• _TASK REQUIREMENTS_
Below are entries to examine: work out how many lines contain the word "Contact", and give only that number.

[MATERIAL SHOWN — start]

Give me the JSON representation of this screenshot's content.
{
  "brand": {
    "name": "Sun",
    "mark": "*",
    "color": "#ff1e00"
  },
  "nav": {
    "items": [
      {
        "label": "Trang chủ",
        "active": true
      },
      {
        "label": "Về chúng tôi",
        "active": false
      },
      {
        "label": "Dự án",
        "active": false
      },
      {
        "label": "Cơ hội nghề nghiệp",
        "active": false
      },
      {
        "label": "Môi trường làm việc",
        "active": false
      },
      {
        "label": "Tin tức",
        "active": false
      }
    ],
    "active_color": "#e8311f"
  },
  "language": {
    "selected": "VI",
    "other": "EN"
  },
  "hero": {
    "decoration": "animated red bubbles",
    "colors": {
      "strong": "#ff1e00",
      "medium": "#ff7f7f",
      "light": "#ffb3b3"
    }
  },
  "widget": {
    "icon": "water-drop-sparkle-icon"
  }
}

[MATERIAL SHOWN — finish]
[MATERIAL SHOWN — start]

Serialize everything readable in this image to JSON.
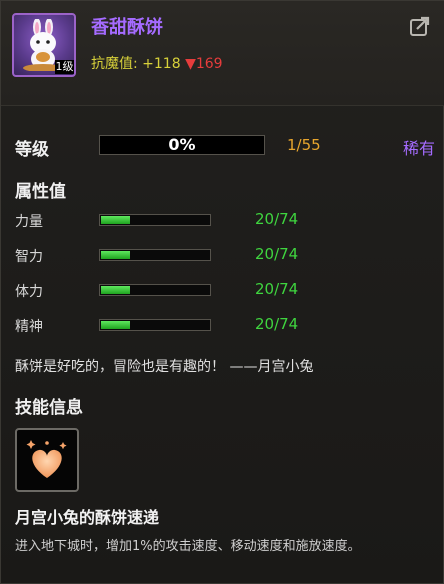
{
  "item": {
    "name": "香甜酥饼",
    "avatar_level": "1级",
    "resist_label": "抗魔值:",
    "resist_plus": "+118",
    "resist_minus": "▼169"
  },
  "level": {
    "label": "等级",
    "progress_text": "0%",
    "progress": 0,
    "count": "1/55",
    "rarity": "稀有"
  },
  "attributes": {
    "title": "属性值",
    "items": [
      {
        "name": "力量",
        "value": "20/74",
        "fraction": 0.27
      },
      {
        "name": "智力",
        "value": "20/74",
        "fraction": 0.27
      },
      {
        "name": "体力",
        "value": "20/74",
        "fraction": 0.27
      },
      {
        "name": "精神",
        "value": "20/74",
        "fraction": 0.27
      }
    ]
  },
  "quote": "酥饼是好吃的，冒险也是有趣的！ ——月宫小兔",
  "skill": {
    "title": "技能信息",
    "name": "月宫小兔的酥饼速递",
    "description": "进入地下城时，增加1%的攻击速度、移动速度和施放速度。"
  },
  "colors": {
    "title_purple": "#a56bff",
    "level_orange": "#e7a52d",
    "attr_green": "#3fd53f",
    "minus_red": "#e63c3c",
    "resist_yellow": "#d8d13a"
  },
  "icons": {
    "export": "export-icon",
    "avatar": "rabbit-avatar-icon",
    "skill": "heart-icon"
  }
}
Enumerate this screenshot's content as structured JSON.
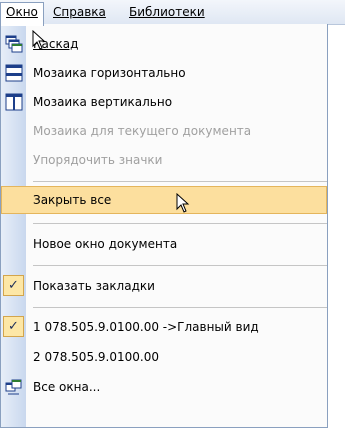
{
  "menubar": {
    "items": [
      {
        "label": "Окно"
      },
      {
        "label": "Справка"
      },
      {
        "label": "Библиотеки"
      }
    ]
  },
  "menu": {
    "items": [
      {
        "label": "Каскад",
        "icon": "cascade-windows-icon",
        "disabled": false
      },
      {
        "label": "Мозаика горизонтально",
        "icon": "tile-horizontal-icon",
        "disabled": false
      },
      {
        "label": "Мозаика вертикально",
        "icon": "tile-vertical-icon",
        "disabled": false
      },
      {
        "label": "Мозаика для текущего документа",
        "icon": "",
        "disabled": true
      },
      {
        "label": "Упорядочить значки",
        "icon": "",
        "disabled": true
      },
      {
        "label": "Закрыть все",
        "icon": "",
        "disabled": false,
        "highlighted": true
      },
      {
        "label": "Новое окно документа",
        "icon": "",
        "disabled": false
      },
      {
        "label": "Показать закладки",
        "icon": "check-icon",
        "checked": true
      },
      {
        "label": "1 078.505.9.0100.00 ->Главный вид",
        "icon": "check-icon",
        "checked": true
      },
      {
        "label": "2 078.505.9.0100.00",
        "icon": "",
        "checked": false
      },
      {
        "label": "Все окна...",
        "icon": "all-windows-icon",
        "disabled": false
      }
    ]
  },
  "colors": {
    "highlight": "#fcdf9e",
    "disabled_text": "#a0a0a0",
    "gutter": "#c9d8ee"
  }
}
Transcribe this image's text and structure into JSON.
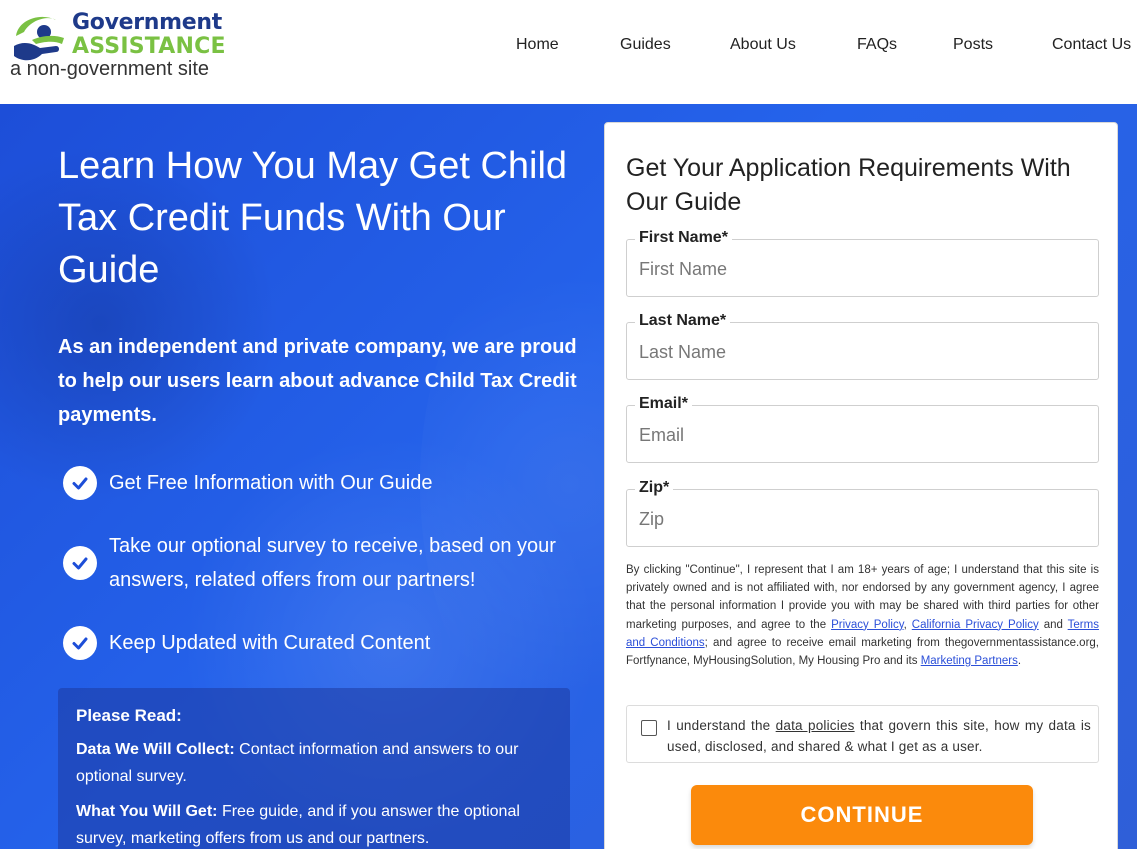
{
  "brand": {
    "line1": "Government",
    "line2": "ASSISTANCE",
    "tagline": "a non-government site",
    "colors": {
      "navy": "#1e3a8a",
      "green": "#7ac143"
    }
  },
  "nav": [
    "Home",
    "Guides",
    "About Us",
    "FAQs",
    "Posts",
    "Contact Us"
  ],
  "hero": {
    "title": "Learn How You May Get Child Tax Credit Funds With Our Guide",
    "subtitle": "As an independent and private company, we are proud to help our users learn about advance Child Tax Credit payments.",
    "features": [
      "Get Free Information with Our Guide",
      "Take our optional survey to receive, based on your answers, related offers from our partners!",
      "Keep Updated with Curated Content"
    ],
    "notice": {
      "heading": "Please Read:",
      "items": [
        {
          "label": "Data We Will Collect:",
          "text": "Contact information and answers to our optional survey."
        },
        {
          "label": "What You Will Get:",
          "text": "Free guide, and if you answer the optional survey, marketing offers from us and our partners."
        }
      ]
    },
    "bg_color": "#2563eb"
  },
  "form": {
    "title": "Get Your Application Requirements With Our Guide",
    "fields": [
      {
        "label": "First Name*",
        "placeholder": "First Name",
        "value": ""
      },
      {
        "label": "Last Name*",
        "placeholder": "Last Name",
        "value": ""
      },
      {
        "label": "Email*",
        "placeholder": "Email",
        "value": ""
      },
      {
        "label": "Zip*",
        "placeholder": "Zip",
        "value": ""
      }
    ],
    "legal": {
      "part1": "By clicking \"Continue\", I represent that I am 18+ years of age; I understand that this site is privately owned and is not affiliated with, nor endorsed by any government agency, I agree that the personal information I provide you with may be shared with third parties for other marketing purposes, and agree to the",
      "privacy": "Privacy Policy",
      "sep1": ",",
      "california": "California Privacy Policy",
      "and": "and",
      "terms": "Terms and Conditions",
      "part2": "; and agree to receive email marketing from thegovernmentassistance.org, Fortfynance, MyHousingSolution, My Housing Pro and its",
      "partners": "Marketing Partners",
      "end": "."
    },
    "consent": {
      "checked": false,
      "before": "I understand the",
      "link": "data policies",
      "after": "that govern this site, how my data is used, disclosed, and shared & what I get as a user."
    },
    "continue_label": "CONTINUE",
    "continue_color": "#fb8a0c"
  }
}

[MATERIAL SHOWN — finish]

• _EXERCISE OUTPUT_
2